This is a piece that definitely would have benefited from a second page; The history lesson was a good start, but it seems to rush over the actual meat of the article. The argument that indie games would save game media is given all of 150 words that do little beyond stating the basic premise.
One obvious question is whether indies courting the games journalists will result in any significant shift in power. The big articles that drive views (and thus profit) are not about the thousands of indie titles being cranked out constantly, it's the AAA tentpoles. At the time of writing, the Binging Indie series, which has been running weekly since late August, has garnered exactly 19 comments. Meanwhile, a quick look at the Fallout 4 tag shows many articles with scores or hundreds of comments, all for a game that isn't even out yet. Assuming some correlation between comments and views, it's clear the the profit still lies in telling people about the things they want to hear, what they want to hear is news, previews, reviews, and commentary on AAA games, and thus the big studios still have the upper hand in negotiations with the press.
I can appreciate that indie devs need the media in order to gain notoriety, and that occasionally a breakout hit will bring rewards to whatever outlets covered the game first/thoroughly, but I don't see how the media can leverage that relationship into stable revenue. By the nature of indie developers, you'd need a lot of writers poking around in a lot of odd corners to occasionally find something of value, which can't support a business the way a series of articles on Halo can. The best you might argue is that this need for grassroots investigation, combined with the distributed network of the internet, might lead to an entirely different form of journalism different from what existed in the 90's or now.

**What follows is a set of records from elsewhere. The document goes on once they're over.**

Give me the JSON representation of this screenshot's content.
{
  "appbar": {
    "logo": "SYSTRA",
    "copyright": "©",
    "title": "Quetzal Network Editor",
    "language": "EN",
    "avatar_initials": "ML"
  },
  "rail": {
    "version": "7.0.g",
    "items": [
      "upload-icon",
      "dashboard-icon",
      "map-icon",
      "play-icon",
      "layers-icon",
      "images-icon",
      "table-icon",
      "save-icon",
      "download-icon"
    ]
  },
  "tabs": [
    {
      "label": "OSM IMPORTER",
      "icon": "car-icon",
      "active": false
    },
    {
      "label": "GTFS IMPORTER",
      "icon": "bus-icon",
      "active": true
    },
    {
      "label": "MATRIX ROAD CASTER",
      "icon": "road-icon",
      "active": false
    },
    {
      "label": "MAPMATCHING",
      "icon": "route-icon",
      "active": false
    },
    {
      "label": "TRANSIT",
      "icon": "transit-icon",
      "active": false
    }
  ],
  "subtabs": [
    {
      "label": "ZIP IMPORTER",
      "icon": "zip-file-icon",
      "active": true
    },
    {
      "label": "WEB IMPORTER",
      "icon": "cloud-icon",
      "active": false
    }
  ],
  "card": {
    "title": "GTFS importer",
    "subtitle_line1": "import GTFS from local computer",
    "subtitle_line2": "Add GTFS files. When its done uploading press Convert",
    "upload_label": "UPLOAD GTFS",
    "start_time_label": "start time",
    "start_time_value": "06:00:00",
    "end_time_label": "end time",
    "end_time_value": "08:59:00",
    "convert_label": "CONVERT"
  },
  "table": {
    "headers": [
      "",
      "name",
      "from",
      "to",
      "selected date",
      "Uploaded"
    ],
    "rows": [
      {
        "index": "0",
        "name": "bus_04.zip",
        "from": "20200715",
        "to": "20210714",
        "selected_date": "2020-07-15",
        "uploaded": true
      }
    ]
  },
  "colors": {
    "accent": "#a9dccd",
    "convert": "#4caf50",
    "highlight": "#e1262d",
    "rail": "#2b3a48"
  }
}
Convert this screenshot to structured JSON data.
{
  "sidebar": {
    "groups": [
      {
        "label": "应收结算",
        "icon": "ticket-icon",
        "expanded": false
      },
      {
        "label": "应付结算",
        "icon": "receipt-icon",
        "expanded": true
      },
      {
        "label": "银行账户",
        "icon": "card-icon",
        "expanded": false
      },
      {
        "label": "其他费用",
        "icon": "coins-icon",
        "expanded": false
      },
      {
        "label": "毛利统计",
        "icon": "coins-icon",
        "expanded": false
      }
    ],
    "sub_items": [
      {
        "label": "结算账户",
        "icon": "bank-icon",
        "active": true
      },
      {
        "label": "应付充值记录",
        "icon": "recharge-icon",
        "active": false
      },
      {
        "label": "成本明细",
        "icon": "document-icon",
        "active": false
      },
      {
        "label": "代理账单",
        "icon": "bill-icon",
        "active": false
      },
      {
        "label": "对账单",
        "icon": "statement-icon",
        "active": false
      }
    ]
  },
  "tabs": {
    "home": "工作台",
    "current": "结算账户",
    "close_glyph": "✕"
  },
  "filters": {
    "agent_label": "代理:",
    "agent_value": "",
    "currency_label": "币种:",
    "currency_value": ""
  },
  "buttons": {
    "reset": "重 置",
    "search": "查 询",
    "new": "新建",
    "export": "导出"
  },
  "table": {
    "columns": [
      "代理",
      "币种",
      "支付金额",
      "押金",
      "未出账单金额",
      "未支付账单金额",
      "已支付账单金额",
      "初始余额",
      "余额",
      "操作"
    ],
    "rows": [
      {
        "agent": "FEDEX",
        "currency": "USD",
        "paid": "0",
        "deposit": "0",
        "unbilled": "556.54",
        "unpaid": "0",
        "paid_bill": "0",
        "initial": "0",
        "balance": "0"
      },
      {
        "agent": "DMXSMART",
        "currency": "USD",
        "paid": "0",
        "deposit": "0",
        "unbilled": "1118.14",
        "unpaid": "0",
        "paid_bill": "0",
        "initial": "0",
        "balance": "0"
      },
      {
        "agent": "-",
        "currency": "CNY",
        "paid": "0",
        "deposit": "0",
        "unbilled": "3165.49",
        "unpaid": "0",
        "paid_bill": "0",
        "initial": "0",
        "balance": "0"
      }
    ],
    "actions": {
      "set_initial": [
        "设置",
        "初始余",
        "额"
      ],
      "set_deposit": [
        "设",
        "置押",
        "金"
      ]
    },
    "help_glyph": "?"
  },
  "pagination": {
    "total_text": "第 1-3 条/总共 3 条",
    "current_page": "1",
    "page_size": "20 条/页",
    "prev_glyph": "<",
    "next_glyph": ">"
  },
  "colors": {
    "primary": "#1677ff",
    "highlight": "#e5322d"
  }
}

I deeply disagree with the sentiment that indie will bring about some ethical Renaissance. If anything, the close financial/social/romantic/ideological relationships of indie devs with members of the games media has been one of the biggest blows to us having an ethical games journalism. They're increasingly close to each other, providing coverage, financial support, etc, and not disclosing that information. They're willing to provide positive coverage for free because, after all, its a friend. This, in turn, snubs indie developers who may be creating a better product because they don't have the right relationship or have the "right" ideology to "merit" promotion by the gaming media. We saw this with Sunset so recently. Gaming sites were slobbering all over it cause had the right kind of politics behind it, even so far as the developer hiring a fairly prominent(read: infamous) gaming personality to do the PR for their game. The game failed, majestically, which lead to the people who were promoting the game and the developer itself shitting all over the consumer base for not getting the brilliance of their work. This industry incest problem is compounded as being "friends" is not beholden to FTC regulations where being paid for a review, native advertising, and the like actually are. So with only their own personal morality and ethical integrity, or lack there-of, to compel them to offer fair, balanced, and transparent coverage, many aren't. Hell some have even come out saying the idea of being an ethical games journalist is laughable because games journalism in itself is a joke, a sentiment I can't argue with any more. Personally, I don't trust "professional" reviewing and coverage at all anymore.